Grapewood is prone to growing an unusual white mold during its first few weeks being submerged in a tank environment, but fish and the water parameters generally tend to do well as long as this substance is regularly cleaned off of the wood. Soon after, most aquarium keepers have noted that it ceases to grow back after a while. Additionally, if not cleaned and cured before being placed into the tank, grapewood tends to work similar to when one brews tea, causing the water to darken and need replacement—this can sometimes be problematic depending upon your particular setup.
What Are the Properties of Grapewood?
Grapewood is a small tree with vine-like branches and twigs. Often found in places like California, grapewood comes in various shapes, sizes, and colors. It’s famous for having a soft, smooth texture, and it breaks apart easily.
Grapewood is durable and light, making it great for a tank. However, it decomposes quickly and it’s very buoyant, so you may have some problems getting it to sink.
Grapewood has a very chic, knotted appearance complete with twisted and tapered spots. It also comes in a range of colors from light ivory to a deep, dark reddish-brown. These pieces frequently have a combination of these colors that swirl together in one multi-toned piece.
However, when you want to put grapewood in your tank, there are some things to note of before you include it. This is because grapewood, although gorgeous, will leach tannins into the water in greater amounts than other types of driftwood. This can color the tank to make it appear “dirty.”
Shifts in Water Parameters
While lighter grapewood won’t show tannin leeching, it will still shift the water parameters. Grapewood has the potential to lower the pH balance and water hardness in your aquarium environment. Although you may have some fish that love tannin-rich environments, others may find it asphyxiating; therefore, you’ll have to be meticulous about checking it.
How Do You Clean and Cure Grapewood?
When you get a piece of grapewood that you want to use as driftwood in your aquarium, you will have to first clean and then cure it. So, with a soft, clean, and unused brush, gently scrub the wood under warm tap water.
Ensure that you remove dust, debris, dirt, and any other particles from the piece of grapewood that you want to use.
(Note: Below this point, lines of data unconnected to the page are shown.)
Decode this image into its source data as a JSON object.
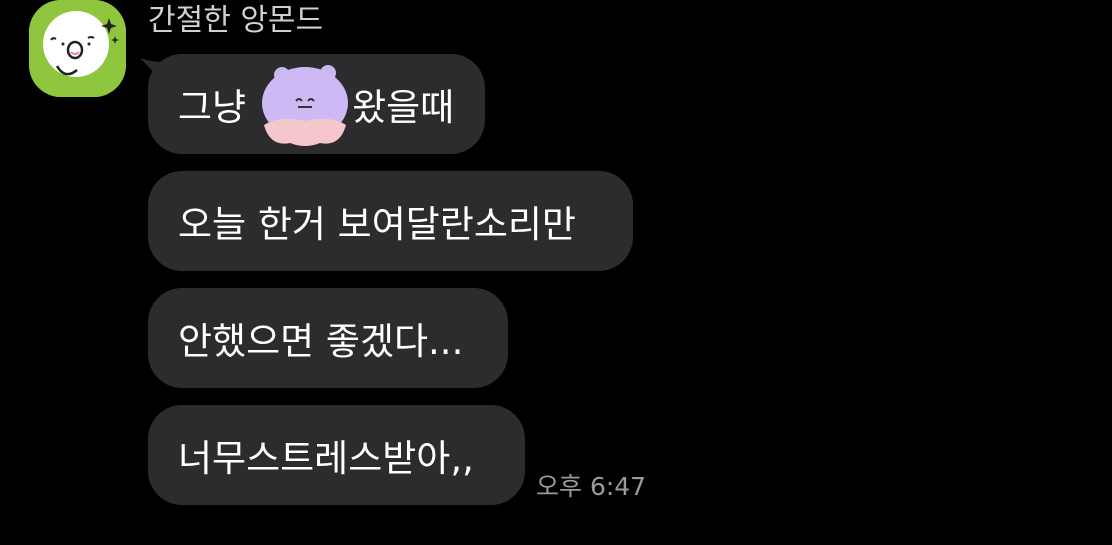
{
  "chat": {
    "sender_name": "간절한 앙몬드",
    "avatar_icon": "smiling-face-sticker-icon",
    "avatar_color": "#8fc63d",
    "bubble_color": "#2c2c2e",
    "messages": [
      {
        "before": "그냥",
        "sticker": "purple-bear-face-icon",
        "after": "왔을때"
      },
      {
        "text": "오늘 한거 보여달란소리만"
      },
      {
        "text": "안했으면 좋겠다..."
      },
      {
        "text": "너무스트레스받아,,"
      }
    ],
    "timestamp": "오후 6:47"
  }
}
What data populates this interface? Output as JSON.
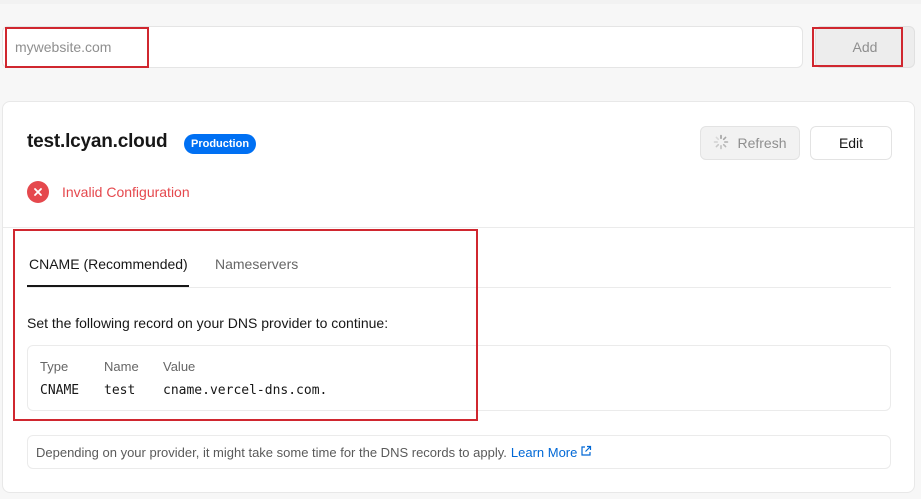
{
  "add_domain": {
    "placeholder": "mywebsite.com",
    "add_label": "Add"
  },
  "domain_card": {
    "domain": "test.lcyan.cloud",
    "environment_badge": "Production",
    "refresh_label": "Refresh",
    "edit_label": "Edit",
    "status": {
      "text": "Invalid Configuration",
      "icon": "x-circle-icon",
      "color": "#e5484d"
    },
    "tabs": [
      {
        "label": "CNAME (Recommended)",
        "active": true
      },
      {
        "label": "Nameservers",
        "active": false
      }
    ],
    "instruction": "Set the following record on your DNS provider to continue:",
    "record": {
      "headers": {
        "type": "Type",
        "name": "Name",
        "value": "Value"
      },
      "values": {
        "type": "CNAME",
        "name": "test",
        "value": "cname.vercel-dns.com."
      }
    },
    "note": {
      "text": "Depending on your provider, it might take some time for the DNS records to apply.",
      "link_label": "Learn More",
      "link_icon": "external-link-icon"
    }
  },
  "colors": {
    "accent": "#0070f3",
    "error": "#e5484d",
    "link": "#0068d6",
    "highlight": "#d0272f"
  }
}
Don’t use soap or any other cleaning products—just use water and the brush. If you were to put any types of chemicals onto the grapewood, those would attach and absorb into the wood and then leech out into the tank when you add the piece to your setup. Having this happen would be devastating to your aquatic ecosystem.
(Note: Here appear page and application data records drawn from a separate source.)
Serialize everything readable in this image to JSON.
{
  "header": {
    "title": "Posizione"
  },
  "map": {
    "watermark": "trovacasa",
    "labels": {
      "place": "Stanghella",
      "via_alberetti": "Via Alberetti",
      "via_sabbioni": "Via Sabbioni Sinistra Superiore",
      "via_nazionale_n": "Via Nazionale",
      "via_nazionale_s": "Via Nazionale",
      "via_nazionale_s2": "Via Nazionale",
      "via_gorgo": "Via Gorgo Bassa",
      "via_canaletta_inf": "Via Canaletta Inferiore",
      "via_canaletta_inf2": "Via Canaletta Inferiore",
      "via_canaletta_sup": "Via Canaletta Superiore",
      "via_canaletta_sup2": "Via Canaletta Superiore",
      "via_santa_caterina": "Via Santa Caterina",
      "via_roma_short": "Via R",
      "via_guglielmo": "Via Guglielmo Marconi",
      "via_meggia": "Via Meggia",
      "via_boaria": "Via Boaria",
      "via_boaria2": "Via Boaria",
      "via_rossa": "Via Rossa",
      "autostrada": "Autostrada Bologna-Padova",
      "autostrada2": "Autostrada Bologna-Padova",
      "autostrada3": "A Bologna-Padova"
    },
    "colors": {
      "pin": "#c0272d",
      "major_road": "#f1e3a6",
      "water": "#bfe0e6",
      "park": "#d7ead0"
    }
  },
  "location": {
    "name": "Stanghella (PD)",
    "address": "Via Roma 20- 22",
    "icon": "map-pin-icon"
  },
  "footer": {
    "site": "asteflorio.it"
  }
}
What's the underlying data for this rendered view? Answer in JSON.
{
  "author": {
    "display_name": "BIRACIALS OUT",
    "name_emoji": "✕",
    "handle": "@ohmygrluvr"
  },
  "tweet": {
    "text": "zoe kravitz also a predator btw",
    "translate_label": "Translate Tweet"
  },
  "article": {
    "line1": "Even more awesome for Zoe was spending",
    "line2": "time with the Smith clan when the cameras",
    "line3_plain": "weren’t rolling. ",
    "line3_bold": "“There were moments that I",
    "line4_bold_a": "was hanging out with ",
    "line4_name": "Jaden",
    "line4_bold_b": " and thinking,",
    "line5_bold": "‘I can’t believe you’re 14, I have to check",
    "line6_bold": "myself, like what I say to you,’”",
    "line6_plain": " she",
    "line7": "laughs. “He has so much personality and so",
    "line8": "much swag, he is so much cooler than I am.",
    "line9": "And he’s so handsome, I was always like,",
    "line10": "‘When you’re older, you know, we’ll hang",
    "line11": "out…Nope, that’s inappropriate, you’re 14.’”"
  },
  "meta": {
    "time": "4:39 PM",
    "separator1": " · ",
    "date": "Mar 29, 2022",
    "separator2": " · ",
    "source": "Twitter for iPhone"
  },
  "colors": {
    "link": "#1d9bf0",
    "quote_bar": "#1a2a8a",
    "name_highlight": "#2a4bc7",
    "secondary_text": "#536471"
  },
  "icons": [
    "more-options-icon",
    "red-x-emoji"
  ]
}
After cleaning your grapewood properly, it is then time for the curing process: either soaking the grapewood in a bucket of hot water or boiling it. This will get rid of excess tannins and remove any debris that you couldn’t reach with the brush. You may want to combine both of the curing methods as well for ultimate effect.
When combining the two methods, spend a few hours boiling the driftwood, ensuring you dump and change the water once it becomes a dark brownish-black. When the color lightens, fill a bucket with hot water and soak the branch for a week or two. Again, change out the water when you notice it turning black.
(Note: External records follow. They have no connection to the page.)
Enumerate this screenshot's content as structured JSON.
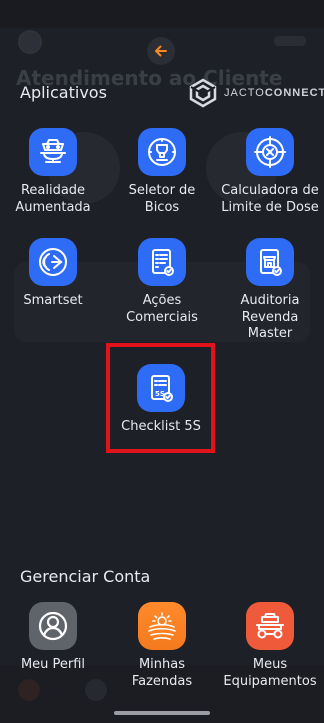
{
  "background": {
    "greeting": "Atendimento ao Cliente"
  },
  "logo": {
    "text_light": "JACTO",
    "text_bold": "CONNECT"
  },
  "apps_section": {
    "title": "Aplicativos",
    "items": [
      {
        "label": "Realidade\nAumentada",
        "icon": "ar-sprayer-icon"
      },
      {
        "label": "Seletor de\nBicos",
        "icon": "nozzle-selector-icon"
      },
      {
        "label": "Calculadora de\nLimite de Dose",
        "icon": "crosshair-calculator-icon"
      },
      {
        "label": "Smartset",
        "icon": "smartset-icon"
      },
      {
        "label": "Ações\nComerciais",
        "icon": "checklist-document-icon"
      },
      {
        "label": "Auditoria\nRevenda\nMaster",
        "icon": "storefront-audit-icon"
      },
      {
        "label": "Checklist 5S",
        "icon": "checklist-5s-icon"
      }
    ]
  },
  "account_section": {
    "title": "Gerenciar Conta",
    "items": [
      {
        "label": "Meu Perfil",
        "icon": "user-profile-icon"
      },
      {
        "label": "Minhas\nFazendas",
        "icon": "farm-icon"
      },
      {
        "label": "Meus\nEquipamentos",
        "icon": "equipment-icon"
      }
    ]
  },
  "colors": {
    "background": "#1d2026",
    "app_blue": "#2f6cf5",
    "highlight_red": "#e0121a"
  }
}
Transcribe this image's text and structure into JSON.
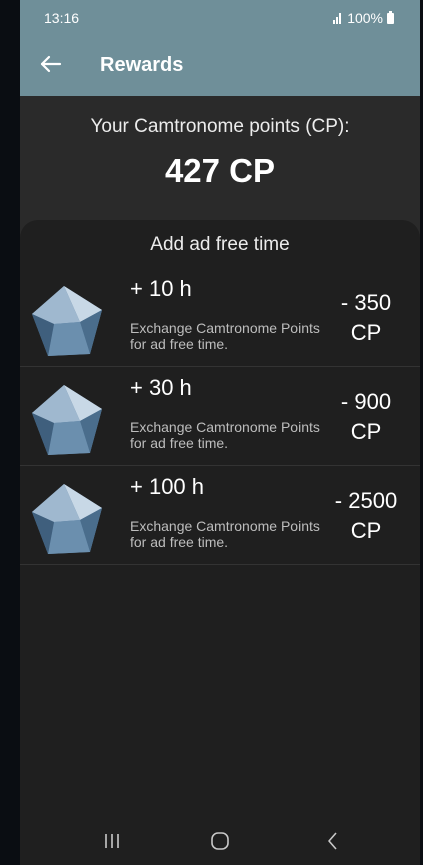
{
  "status_bar": {
    "time": "13:16",
    "battery_text": "100%"
  },
  "app_bar": {
    "title": "Rewards",
    "back_icon": "arrow-left-icon"
  },
  "points": {
    "label": "Your Camtronome points (CP):",
    "value": "427 CP"
  },
  "section": {
    "title": "Add ad free time"
  },
  "rewards": [
    {
      "amount": "+ 10 h",
      "description": "Exchange Camtronome Points for ad free time.",
      "cost_value": "- 350",
      "cost_unit": "CP",
      "icon": "gem-icon"
    },
    {
      "amount": "+ 30 h",
      "description": "Exchange Camtronome Points for ad free time.",
      "cost_value": "- 900",
      "cost_unit": "CP",
      "icon": "gem-icon"
    },
    {
      "amount": "+ 100 h",
      "description": "Exchange Camtronome Points for ad free time.",
      "cost_value": "- 2500",
      "cost_unit": "CP",
      "icon": "gem-icon"
    }
  ],
  "nav_bar": {
    "recent_icon": "recent-apps-icon",
    "home_icon": "home-icon",
    "back_icon": "back-chevron-icon"
  },
  "colors": {
    "header": "#6f8f99",
    "background": "#2a2a2a",
    "sheet": "#1f1f1f"
  }
}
Additionally, if the wood floats, put a rock on top of it so it sinks to the bottom. These wood pieces can also be “anchored” to a heavier piece on the bottom of your tank through a number of means. Weighing down your wood will remove air bubbles and prevent more oxygen from entering the wood.
The cleaning and curing processes will also likely help your wood to absorb more liquids and be less buoyant in these circumstances, making those two important steps even more essential.
Grapewood is an excellent choice of driftwood for use in a tank. It’s beautiful, looks unique, and can provide a tannin-rich environment for your fish. However, be sure that you don’t just add it into your aquatic environment when you find a piece. You’ll need to remember to clean and cure it before you put it into your aquarium.